Despite its Luddite tendencies, The Scrapbook is sufficiently au courant to be aware that many of its readers are no longer packing canvas bags of paperbacks for their summer vacations but loading up their e-readers of choice. So let us recommend to the non-Luddites that they download contributing editor Joseph Bottum’s new Kindle single, The Summer of 43: R. A. Dickey’s Knuckleball and the Redemption of America’s Game. Bottum’s winning essay on the New York Mets’ celebrated pitcher will charm baseball fans especially, but like all the finest writing on that quintessentially American game, it is a treat for nonfans as well. Here’s a short sample:
A-Dieu-va, French sailors used to call out as the command to bring their wooden ships about—a more difficult maneuver than you might think, turning one of those old high-masted vessels and hoping it had enough momentum to swing it through the eye of wind and over onto a new tack.
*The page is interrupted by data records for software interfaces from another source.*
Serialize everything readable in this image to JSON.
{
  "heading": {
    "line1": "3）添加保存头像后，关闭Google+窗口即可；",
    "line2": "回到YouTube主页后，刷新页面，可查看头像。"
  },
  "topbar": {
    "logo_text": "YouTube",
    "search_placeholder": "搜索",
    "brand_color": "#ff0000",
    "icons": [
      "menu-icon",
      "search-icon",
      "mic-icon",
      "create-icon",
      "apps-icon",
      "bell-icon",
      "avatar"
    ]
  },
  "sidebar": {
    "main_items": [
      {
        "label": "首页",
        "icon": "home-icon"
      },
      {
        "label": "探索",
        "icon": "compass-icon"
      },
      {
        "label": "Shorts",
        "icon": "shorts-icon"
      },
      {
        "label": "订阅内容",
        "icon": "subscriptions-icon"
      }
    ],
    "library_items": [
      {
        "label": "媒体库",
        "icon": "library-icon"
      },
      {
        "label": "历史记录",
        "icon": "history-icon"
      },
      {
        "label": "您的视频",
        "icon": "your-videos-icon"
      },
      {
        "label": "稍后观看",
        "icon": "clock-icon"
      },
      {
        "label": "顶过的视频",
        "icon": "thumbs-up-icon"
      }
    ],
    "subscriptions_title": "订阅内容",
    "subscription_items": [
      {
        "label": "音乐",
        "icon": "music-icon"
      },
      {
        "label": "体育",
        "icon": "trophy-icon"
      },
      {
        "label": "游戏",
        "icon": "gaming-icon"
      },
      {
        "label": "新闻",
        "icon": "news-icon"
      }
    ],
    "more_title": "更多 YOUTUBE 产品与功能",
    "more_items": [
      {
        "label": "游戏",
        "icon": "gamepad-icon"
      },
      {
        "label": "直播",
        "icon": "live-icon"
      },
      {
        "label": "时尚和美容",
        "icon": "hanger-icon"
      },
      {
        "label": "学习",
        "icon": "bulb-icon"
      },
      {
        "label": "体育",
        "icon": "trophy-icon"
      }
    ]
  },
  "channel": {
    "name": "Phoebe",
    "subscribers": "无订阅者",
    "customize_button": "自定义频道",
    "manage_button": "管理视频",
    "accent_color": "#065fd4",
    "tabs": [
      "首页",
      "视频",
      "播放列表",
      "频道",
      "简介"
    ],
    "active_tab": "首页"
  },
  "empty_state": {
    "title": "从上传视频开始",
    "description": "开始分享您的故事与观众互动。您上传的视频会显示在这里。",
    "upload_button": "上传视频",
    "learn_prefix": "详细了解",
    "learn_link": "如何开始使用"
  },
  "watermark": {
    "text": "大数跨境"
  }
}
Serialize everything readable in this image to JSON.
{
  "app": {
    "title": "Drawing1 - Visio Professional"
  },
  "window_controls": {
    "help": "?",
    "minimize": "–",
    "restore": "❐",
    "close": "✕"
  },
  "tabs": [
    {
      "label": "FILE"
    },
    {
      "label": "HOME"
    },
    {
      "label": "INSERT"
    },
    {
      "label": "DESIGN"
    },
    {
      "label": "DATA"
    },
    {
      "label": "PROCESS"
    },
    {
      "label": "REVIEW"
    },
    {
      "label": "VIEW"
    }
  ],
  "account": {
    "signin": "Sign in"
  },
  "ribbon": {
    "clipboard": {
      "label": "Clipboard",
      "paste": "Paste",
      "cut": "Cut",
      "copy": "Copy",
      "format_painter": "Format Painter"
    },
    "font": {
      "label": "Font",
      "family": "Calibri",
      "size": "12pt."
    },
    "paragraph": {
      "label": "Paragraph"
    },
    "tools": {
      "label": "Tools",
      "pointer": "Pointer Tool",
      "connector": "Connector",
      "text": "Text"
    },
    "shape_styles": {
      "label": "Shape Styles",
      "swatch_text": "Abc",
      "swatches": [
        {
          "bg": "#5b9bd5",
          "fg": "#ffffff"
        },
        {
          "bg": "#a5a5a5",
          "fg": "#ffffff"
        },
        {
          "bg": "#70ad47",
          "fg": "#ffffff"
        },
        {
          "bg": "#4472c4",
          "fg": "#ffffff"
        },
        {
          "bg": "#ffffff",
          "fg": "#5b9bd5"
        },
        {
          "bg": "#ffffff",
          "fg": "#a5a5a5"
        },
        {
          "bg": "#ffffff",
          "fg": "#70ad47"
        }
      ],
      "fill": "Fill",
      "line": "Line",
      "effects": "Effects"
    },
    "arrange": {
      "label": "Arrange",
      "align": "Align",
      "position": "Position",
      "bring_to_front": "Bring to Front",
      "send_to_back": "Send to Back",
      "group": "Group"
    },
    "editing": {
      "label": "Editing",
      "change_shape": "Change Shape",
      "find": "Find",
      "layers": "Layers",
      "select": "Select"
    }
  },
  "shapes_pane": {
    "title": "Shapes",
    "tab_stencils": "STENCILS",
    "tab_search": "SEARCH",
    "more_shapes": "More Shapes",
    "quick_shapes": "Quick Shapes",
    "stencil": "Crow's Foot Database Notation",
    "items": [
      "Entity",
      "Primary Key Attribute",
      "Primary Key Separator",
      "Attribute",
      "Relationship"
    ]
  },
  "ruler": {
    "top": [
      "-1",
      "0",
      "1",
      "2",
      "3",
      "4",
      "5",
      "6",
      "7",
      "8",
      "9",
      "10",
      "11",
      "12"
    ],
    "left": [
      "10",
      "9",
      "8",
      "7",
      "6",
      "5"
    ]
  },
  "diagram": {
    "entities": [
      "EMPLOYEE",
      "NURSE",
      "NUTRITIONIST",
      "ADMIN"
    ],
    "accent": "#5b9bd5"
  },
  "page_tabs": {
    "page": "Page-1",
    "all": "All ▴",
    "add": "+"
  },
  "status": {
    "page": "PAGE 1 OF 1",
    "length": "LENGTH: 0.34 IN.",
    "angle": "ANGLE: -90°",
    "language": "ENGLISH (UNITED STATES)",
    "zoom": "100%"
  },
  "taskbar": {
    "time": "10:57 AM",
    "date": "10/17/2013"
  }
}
A-Dieu-va: We must take the chance, the phrase came to mean in ordinary French, and trust to God.
The throwing of a knuckleball has something of the same quality about it. You grip the ball with your fingernails, lean back, and push it toward the batter, across the eye of the plate. And then you wait to see what happens. Sometimes it just floats, a slow, easy pitch any good hitter will crush into the bleachers. Sometimes it drops suddenly, as though it had rolled off the edge of a table, batters swinging futilely a foot above it. Sometimes it flutters like a sail taken aback. Nobody knows what will happen, not the pitcher or the hitter. Not even the catcher who had signaled for the pitch: “You don’t catch the knuckleball,” Joe Torre once famously complained, speaking for long-suffering catchers everywhere. “You defend against it.”
And to our fellow Luddites, we can only say that Bottum’s Kindle singles (this is his third so far) are a powerful inducement for making your peace with this new technology.